LCS Changes in 2024
The League of Legends community has been talking (mostly positively) about the changes in the LCS, which include a new competitive format, schedule, and fan engagement opportunities.
The LCS is back on the weekends! The matches will take place at the Riot Games Arena in Los Angeles on Saturdays and Sundays.
All LCS matches will be played on the live game patch, meaning when a new patch drops, the LCS will be a “must-watch” to see pros take on the meta. Pros will no longer need to practice two versions of the game, allowing them to perform optimally on stage. And we all get to see their big brain builds, inspiring our own gameplay.
There will also be reduced match downtime after listening to feedback from fans.

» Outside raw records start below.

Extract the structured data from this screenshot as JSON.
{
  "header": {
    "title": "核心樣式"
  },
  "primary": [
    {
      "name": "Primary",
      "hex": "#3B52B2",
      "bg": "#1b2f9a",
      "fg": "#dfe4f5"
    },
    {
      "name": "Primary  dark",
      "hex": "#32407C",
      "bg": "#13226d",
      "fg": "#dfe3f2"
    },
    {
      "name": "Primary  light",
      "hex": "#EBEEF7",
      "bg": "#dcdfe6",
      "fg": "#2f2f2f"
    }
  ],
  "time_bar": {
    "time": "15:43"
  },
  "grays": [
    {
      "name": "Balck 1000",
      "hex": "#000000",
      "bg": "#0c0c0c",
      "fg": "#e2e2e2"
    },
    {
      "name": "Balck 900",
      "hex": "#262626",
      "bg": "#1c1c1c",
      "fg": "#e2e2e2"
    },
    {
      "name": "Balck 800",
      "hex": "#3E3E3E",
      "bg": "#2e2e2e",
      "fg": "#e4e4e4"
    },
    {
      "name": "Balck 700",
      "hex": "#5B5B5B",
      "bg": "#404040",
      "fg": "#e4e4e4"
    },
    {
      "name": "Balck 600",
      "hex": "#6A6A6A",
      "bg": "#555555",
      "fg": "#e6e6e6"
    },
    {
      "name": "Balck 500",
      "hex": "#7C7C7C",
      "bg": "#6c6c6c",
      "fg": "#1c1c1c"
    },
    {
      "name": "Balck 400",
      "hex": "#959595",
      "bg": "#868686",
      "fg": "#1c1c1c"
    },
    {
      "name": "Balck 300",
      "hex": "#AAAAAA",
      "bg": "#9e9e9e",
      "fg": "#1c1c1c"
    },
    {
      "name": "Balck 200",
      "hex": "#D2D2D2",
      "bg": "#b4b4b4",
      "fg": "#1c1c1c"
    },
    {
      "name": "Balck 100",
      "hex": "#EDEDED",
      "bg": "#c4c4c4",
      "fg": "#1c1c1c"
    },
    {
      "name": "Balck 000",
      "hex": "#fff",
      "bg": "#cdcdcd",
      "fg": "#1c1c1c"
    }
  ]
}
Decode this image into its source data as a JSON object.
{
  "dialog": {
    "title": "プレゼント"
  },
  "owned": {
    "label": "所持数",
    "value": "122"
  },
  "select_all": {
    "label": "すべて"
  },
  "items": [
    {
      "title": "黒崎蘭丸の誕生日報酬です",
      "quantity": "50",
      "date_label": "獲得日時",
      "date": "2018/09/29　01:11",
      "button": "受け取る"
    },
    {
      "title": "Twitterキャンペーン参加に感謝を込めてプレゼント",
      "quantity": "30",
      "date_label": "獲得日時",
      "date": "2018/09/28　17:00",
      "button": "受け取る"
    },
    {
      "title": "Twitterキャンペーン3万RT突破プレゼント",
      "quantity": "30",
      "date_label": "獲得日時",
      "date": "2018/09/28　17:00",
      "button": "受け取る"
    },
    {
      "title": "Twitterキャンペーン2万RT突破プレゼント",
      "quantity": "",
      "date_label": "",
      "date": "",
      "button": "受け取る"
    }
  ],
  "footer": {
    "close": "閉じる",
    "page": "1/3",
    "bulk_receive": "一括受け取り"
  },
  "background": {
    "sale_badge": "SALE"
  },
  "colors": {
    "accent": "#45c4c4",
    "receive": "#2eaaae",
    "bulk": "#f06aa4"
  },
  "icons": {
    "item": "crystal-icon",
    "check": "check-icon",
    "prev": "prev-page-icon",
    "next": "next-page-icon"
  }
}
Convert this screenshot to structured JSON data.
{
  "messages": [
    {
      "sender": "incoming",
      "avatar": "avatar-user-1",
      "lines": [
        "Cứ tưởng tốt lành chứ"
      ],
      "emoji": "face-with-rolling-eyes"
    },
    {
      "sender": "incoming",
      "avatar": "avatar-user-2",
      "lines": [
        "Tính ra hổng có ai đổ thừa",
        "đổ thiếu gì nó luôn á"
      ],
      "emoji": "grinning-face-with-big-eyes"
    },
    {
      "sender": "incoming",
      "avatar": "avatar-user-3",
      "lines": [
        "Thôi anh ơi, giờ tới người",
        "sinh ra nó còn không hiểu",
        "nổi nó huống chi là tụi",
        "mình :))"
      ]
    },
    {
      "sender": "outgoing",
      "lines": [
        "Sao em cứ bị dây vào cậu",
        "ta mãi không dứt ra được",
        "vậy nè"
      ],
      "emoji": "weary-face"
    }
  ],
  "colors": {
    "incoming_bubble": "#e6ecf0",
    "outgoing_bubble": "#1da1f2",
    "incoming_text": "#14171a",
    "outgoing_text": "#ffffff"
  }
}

This includes pre-recording the drafts for regular season matches so the analyst desk can focus on creating content.
The LCS will also explore different tools that can improve engagement during live broadcasts. This includes polls and predictions, but Riot wants to take it further. Co-streaming is also coming back. This will hopefully bring in a larger North American audience.
LCK & LPL Continue to Dominate
As the two most popular regions in League of Legends esports, there are no changes in 2024 in regards to format or fan engagement. These regions are the most viewed, including drawing in a big international audience.
According to Esports Charts, the grand finals of the LCS Summer Split Finals between T1 and Gen.G generated a peak viewership of 1.53 million. For comparison, the LCS Summer Split grand finals had a viewership of 223,943.
LEC Schedule Changes
In 2024, the LEC will have some schedule changes in hopes of better supporting the teams and their players. There will be an extended break between the Winter and Spring Split and a longer break between the Spring Split and MSI. These breaks will be increased by a week. But there will be a reduced break between the Summer Split and Season Finals.
Added Riot: “We’re putting more emphasis on Summer Split performance this year, with our Summer Champion automatically qualifying for Worlds as the lowest seed. Our Summer 2nd and 3rd placed teams will also qualify for the LEC Season Finals regardless of their CP or past results.”
The LEC has great viewership, with 344,000 people tuning in for the Summer Split. But this is probably because the LEC has been split into three seasons: Winter, Spring, and Summer. Winter had 556,000, and Spring had 572,000. The Finals between G2 and Fnatic had 654,942 peak viewers, proving that their most popular teams continue to pull in viewership from all over the world.
The schedule and fan-focused changes in 2024 will create more engagement in every region, especially the LCS. With so many fans paying closer attention to streams in order to see analyst content and participate in polls, this is the perfect time for investors and sponsors to take a closer look at LCS broadcasting opportunities.